Factor-Based Investing (also known as “Smart Beta”) attempts to identify specific factors historically associated with stronger risk-adjusted returns, and create index weightings with inclination toward one or more of these factors. Factor-Based Investing is indexing re-architected to improve returns.
Traditional equity indexes are cap-weighted. Larger index weights are given to companies with greater market caps, regardless of company fundamentals or other factors that affect stock performance. Factor-Based portfolios, instead, have a proclivity toward one or more of a handful of factors that have been demonstrated to outperform traditional cap-weighted indexes over long periods of time.
Factor-Based Investing combines facets of both passive and active investing. Like an index, factor-based portfolios have a consistent, rules-based approach. At the same time, these portfolios offer exposure to factors employed by many active managers to generate alpha.

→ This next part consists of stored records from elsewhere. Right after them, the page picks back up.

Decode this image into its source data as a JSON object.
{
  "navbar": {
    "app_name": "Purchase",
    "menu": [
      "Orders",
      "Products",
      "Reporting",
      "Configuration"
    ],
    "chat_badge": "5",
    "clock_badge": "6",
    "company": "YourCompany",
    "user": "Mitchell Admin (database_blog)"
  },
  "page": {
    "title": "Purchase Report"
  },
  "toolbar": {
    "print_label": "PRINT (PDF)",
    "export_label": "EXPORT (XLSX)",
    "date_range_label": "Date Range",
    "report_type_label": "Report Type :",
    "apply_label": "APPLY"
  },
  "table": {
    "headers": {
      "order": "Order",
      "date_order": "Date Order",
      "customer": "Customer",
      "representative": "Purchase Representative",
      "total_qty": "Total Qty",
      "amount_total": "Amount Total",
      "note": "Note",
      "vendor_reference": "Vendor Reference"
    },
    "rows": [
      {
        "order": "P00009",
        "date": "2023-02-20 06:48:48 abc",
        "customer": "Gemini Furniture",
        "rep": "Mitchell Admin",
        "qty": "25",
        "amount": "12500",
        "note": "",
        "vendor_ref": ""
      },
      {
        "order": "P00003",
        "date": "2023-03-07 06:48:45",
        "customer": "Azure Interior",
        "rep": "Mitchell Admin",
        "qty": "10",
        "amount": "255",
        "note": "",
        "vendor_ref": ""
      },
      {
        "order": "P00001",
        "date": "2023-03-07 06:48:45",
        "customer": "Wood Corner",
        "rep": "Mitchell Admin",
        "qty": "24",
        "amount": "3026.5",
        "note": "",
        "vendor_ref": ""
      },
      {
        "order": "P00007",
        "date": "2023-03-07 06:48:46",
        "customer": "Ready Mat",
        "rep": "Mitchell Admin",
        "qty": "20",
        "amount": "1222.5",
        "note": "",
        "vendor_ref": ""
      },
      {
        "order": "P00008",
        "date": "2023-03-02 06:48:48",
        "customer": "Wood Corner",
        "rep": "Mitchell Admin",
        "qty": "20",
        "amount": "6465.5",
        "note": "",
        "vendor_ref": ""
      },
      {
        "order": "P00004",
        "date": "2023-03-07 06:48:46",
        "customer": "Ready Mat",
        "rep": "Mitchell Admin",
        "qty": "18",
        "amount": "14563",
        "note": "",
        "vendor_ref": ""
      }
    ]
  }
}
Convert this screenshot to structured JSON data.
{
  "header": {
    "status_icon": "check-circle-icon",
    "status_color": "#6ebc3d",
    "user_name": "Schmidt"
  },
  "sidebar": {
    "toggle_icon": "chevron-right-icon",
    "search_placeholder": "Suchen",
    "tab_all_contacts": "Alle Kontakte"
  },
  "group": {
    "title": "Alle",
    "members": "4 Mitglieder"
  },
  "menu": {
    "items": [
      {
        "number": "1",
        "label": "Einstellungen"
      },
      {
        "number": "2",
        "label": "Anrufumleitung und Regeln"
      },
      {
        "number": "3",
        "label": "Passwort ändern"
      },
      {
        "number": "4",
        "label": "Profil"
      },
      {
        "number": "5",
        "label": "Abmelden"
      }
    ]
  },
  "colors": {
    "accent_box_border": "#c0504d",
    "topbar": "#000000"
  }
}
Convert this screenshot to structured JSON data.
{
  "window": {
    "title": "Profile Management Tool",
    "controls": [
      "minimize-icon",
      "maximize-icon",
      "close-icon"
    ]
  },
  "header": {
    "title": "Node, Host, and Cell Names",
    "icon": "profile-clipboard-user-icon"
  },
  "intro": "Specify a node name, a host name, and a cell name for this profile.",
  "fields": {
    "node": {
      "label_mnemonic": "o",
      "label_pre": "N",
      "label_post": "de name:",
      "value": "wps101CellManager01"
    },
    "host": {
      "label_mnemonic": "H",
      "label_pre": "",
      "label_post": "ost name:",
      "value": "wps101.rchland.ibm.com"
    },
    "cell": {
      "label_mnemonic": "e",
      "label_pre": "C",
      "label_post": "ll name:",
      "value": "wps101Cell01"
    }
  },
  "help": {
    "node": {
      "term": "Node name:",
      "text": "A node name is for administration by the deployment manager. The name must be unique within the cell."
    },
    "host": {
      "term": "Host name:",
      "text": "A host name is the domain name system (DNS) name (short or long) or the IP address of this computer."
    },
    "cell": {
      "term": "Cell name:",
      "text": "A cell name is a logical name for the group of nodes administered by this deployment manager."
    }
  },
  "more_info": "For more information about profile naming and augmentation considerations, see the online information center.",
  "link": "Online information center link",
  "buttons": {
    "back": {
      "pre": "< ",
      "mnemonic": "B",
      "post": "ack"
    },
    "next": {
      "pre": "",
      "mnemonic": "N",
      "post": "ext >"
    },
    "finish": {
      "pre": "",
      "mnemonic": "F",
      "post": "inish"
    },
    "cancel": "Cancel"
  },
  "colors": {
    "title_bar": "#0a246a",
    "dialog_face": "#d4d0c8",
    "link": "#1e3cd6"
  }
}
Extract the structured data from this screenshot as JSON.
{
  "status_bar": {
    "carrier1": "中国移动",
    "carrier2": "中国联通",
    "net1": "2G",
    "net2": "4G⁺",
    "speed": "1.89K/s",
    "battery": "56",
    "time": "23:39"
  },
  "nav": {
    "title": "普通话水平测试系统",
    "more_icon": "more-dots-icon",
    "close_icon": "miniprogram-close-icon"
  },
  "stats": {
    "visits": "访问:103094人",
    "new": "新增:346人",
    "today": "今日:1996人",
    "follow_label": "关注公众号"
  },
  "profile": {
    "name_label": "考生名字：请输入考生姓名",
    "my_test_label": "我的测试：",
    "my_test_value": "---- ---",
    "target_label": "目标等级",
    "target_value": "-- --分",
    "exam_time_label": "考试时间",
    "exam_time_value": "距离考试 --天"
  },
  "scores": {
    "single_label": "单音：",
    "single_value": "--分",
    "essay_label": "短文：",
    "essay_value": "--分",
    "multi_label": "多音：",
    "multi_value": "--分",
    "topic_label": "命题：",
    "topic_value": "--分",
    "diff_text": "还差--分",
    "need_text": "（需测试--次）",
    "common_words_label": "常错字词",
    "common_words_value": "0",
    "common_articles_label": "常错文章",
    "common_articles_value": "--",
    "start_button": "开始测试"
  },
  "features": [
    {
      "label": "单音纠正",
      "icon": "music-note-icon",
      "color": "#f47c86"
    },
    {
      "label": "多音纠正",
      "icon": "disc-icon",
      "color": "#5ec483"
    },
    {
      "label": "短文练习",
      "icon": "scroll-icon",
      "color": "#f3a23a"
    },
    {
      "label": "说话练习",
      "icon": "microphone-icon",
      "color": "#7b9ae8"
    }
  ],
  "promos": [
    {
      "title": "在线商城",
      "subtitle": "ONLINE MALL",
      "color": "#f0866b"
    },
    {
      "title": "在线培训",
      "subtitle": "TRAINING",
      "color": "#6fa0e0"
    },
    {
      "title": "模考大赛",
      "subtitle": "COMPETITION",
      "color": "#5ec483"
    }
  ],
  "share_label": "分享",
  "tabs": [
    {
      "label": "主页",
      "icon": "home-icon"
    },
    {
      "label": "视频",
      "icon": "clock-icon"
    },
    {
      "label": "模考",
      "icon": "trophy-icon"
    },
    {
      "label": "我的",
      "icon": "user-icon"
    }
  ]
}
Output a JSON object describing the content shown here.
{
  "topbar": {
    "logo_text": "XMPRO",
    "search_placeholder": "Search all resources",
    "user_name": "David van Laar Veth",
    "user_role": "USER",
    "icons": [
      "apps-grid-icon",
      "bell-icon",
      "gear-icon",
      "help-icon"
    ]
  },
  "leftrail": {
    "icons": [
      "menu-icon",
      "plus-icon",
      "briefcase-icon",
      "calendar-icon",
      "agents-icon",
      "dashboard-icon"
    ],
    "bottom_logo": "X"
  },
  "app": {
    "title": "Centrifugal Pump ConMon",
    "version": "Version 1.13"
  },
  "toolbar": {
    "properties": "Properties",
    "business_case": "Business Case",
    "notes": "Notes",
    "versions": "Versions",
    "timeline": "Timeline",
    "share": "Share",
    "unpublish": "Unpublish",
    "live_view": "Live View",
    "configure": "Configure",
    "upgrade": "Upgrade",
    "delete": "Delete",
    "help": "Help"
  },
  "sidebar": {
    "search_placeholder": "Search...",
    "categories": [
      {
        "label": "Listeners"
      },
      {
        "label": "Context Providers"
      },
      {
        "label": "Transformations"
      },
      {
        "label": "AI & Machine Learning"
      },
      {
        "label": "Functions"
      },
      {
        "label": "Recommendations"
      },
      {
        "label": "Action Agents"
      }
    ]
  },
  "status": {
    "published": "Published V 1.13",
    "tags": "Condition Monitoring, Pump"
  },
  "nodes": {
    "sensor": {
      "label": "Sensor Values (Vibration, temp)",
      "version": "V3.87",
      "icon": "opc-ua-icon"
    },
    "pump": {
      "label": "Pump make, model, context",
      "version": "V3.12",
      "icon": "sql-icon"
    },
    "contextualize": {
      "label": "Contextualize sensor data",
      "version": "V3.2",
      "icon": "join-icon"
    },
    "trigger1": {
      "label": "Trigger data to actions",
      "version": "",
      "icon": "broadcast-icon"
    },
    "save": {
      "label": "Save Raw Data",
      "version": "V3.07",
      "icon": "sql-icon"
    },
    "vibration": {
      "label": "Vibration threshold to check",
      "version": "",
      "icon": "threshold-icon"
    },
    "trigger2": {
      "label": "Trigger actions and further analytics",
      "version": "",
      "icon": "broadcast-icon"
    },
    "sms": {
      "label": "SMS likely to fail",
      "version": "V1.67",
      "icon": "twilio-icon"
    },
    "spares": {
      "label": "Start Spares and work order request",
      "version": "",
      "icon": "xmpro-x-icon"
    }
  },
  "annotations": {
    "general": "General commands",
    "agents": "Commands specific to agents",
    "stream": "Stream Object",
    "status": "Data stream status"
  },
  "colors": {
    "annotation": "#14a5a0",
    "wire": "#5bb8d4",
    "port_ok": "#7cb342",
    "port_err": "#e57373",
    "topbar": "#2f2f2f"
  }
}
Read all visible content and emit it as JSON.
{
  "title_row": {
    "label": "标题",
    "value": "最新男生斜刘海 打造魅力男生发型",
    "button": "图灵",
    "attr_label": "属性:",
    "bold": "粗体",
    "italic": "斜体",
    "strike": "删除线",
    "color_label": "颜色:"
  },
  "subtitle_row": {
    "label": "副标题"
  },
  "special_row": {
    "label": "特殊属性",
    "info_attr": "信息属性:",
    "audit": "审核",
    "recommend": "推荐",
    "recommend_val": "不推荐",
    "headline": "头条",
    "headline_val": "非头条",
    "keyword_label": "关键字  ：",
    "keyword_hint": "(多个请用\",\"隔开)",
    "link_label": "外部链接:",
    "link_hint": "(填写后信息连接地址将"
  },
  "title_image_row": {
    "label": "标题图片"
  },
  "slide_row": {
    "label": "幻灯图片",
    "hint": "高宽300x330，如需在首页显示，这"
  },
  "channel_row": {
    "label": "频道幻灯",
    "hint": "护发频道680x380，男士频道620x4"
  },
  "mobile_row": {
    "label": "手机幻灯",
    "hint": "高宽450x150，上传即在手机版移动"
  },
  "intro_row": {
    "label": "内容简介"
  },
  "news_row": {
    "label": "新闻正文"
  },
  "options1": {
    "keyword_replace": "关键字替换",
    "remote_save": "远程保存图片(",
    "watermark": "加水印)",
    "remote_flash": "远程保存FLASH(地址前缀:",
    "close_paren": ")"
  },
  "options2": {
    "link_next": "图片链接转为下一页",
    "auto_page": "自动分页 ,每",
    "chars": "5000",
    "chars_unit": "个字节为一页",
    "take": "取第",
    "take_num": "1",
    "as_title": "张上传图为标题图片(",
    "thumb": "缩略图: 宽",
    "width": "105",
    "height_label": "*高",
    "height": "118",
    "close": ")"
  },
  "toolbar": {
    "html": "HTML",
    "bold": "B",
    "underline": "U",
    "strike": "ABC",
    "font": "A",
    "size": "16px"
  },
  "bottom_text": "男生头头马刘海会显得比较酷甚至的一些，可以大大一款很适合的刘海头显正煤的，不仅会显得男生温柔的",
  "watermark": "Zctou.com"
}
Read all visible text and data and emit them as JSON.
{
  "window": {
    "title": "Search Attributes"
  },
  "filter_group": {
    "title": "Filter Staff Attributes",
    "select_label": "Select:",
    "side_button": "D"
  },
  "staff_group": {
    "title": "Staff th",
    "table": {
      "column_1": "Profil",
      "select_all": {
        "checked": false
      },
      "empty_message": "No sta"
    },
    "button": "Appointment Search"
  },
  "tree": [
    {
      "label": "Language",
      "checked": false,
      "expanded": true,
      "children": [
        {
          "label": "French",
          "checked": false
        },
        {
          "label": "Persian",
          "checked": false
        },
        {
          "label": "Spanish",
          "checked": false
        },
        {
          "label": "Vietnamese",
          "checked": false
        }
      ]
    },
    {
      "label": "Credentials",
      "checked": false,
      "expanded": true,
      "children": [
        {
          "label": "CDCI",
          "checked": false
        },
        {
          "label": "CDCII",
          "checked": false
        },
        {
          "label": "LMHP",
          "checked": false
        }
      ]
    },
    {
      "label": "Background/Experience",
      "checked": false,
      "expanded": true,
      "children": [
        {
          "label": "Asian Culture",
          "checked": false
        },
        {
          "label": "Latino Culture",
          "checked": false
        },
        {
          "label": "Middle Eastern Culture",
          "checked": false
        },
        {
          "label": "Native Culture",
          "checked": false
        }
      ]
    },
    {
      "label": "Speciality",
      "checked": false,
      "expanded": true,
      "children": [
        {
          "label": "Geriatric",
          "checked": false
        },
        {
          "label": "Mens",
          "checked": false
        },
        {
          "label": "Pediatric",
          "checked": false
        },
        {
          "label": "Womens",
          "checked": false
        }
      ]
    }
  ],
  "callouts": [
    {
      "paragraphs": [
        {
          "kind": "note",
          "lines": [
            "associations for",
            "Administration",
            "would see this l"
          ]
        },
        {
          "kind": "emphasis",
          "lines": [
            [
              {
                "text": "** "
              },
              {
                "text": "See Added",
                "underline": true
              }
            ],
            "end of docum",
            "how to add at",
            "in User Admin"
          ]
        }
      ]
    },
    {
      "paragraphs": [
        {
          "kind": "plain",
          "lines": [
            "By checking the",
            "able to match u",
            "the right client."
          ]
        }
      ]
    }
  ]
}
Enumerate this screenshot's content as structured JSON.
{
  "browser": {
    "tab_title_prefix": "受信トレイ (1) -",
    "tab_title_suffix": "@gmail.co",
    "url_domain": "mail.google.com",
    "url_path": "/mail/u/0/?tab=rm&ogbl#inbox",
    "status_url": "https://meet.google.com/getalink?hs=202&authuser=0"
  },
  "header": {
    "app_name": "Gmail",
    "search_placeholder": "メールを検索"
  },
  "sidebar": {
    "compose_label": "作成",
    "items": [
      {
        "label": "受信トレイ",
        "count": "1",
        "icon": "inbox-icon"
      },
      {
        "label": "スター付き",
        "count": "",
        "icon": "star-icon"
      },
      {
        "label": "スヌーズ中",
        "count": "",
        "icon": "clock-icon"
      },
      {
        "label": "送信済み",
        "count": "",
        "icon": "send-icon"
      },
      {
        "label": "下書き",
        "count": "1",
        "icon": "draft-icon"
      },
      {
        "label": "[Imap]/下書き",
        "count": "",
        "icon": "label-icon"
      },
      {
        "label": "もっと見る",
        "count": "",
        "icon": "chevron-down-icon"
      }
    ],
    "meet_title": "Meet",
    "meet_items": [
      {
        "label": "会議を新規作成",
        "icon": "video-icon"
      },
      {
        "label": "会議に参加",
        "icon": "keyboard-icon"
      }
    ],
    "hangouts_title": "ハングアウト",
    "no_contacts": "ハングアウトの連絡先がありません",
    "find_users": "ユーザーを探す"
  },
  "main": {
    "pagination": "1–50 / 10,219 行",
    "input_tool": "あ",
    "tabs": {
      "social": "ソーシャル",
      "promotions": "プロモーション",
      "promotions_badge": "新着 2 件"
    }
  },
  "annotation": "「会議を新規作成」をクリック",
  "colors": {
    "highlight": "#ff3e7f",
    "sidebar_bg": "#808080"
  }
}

Individual factors can have periods of underperformance versus a cap-weighted approach even though, over the long term, the identified factors have historically outperformed. Atlas Capital Advisors’ portfolios address this issue by diversifying amongst four factors. The factors supported by extensive academic research and used by Atlas Capital Advisors are:
- Short-Term Reversal
A multi-factor portfolio can provide a steadier course for investors, easing periods of under-performance (as well as high points of out-performance) experienced with single-factor funds. For example, the value and momentum factors have demonstrated very low historical correlation. Between 1968 and 2020, only 15% of monthly returns were both negative for value and momentum factors. When correlations are sufficiently low, creation of a diversified portfolio can soften the cyclical behavior of individual factors across business cycles – offering the potential for lower volatility and more consistency of excess return above a cap-weighted strategy.
An additional benefit is the avoidance of buying one stock in one fund while selling the same stock in another fund, as tends to happen when holding multiple single-factor funds. Multi-factor portfolios reduce trading expenses and taxable gains associated with this phenomenon.